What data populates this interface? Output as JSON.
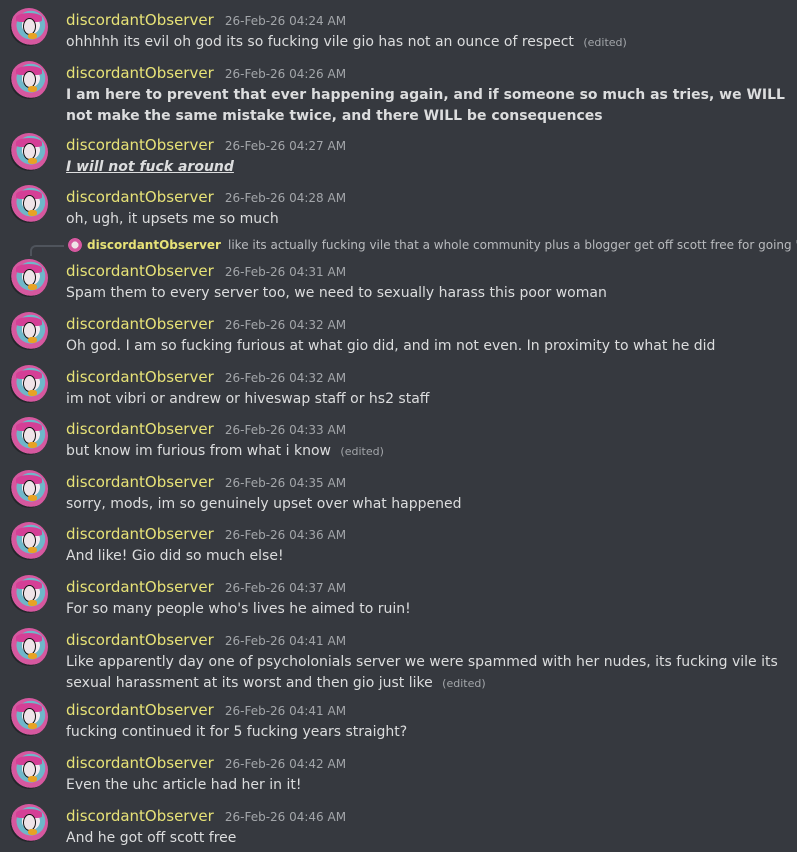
{
  "messages": [
    {
      "author": "discordantObserver",
      "time": "26-Feb-26 04:24 AM",
      "text": "ohhhhh its evil oh god its so fucking vile gio has  not an ounce of respect",
      "edited": "(edited)"
    },
    {
      "author": "discordantObserver",
      "time": "26-Feb-26 04:26 AM",
      "text": " I am here to prevent that ever happening again, and if someone so much as tries, we WILL not make the same mistake twice, and there WILL be consequences",
      "style": "bold"
    },
    {
      "author": "discordantObserver",
      "time": "26-Feb-26 04:27 AM",
      "text": "I will not fuck around",
      "style": "bold-italic-underline"
    },
    {
      "author": "discordantObserver",
      "time": "26-Feb-26 04:28 AM",
      "text": "oh, ugh, it upsets me so much"
    },
    {
      "author": "discordantObserver",
      "time": "26-Feb-26 04:31 AM",
      "text": "Spam them to every server too, we need to sexually harass this poor woman"
    },
    {
      "author": "discordantObserver",
      "time": "26-Feb-26 04:32 AM",
      "text": "Oh god. I am so fucking furious at what gio did, and im not even. In proximity to what he did"
    },
    {
      "author": "discordantObserver",
      "time": "26-Feb-26 04:32 AM",
      "text": "im not vibri or andrew or hiveswap staff or hs2 staff"
    },
    {
      "author": "discordantObserver",
      "time": "26-Feb-26 04:33 AM",
      "text": "but know im furious from what i know",
      "edited": "(edited)"
    },
    {
      "author": "discordantObserver",
      "time": "26-Feb-26 04:35 AM",
      "text": "sorry, mods, im so genuinely upset over what happened"
    },
    {
      "author": "discordantObserver",
      "time": "26-Feb-26 04:36 AM",
      "text": "And like! Gio did so much else!"
    },
    {
      "author": "discordantObserver",
      "time": "26-Feb-26 04:37 AM",
      "text": "For so many people who's lives he aimed to ruin!"
    },
    {
      "author": "discordantObserver",
      "time": "26-Feb-26 04:41 AM",
      "text": "Like apparently day one of psycholonials server we were spammed with her nudes, its fucking vile its sexual harassment at its worst and then gio just like",
      "edited": "(edited)"
    },
    {
      "author": "discordantObserver",
      "time": "26-Feb-26 04:41 AM",
      "text": "fucking continued it for 5 fucking years straight?"
    },
    {
      "author": "discordantObserver",
      "time": "26-Feb-26 04:42 AM",
      "text": "Even the uhc article had her in it!"
    },
    {
      "author": "discordantObserver",
      "time": "26-Feb-26 04:46 AM",
      "text": "And he got off scott free"
    }
  ],
  "reply": {
    "author": "discordantObserver",
    "text": "like its actually fucking vile that a whole community plus a blogger get off scott free for going \""
  },
  "colors": {
    "background": "#36393f",
    "username": "#e7e277",
    "timestamp": "#a3a6aa",
    "text": "#dcddde"
  }
}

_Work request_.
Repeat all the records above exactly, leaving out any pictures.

_Answer area_.
What data populates this interface? Output as JSON.
{
  "messages": [
    {
      "author": "discordantObserver",
      "time": "26-Feb-26 04:24 AM",
      "text": "ohhhhh its evil oh god its so fucking vile gio has  not an ounce of respect",
      "edited": "(edited)"
    },
    {
      "author": "discordantObserver",
      "time": "26-Feb-26 04:26 AM",
      "text": " I am here to prevent that ever happening again, and if someone so much as tries, we WILL not make the same mistake twice, and there WILL be consequences",
      "style": "bold"
    },
    {
      "author": "discordantObserver",
      "time": "26-Feb-26 04:27 AM",
      "text": "I will not fuck around",
      "style": "bold-italic-underline"
    },
    {
      "author": "discordantObserver",
      "time": "26-Feb-26 04:28 AM",
      "text": "oh, ugh, it upsets me so much"
    },
    {
      "author": "discordantObserver",
      "time": "26-Feb-26 04:31 AM",
      "text": "Spam them to every server too, we need to sexually harass this poor woman"
    },
    {
      "author": "discordantObserver",
      "time": "26-Feb-26 04:32 AM",
      "text": "Oh god. I am so fucking furious at what gio did, and im not even. In proximity to what he did"
    },
    {
      "author": "discordantObserver",
      "time": "26-Feb-26 04:32 AM",
      "text": "im not vibri or andrew or hiveswap staff or hs2 staff"
    },
    {
      "author": "discordantObserver",
      "time": "26-Feb-26 04:33 AM",
      "text": "but know im furious from what i know",
      "edited": "(edited)"
    },
    {
      "author": "discordantObserver",
      "time": "26-Feb-26 04:35 AM",
      "text": "sorry, mods, im so genuinely upset over what happened"
    },
    {
      "author": "discordantObserver",
      "time": "26-Feb-26 04:36 AM",
      "text": "And like! Gio did so much else!"
    },
    {
      "author": "discordantObserver",
      "time": "26-Feb-26 04:37 AM",
      "text": "For so many people who's lives he aimed to ruin!"
    },
    {
      "author": "discordantObserver",
      "time": "26-Feb-26 04:41 AM",
      "text": "Like apparently day one of psycholonials server we were spammed with her nudes, its fucking vile its sexual harassment at its worst and then gio just like",
      "edited": "(edited)"
    },
    {
      "author": "discordantObserver",
      "time": "26-Feb-26 04:41 AM",
      "text": "fucking continued it for 5 fucking years straight?"
    },
    {
      "author": "discordantObserver",
      "time": "26-Feb-26 04:42 AM",
      "text": "Even the uhc article had her in it!"
    },
    {
      "author": "discordantObserver",
      "time": "26-Feb-26 04:46 AM",
      "text": "And he got off scott free"
    }
  ],
  "reply": {
    "author": "discordantObserver",
    "text": "like its actually fucking vile that a whole community plus a blogger get off scott free for going \""
  },
  "colors": {
    "background": "#36393f",
    "username": "#e7e277",
    "timestamp": "#a3a6aa",
    "text": "#dcddde"
  }
}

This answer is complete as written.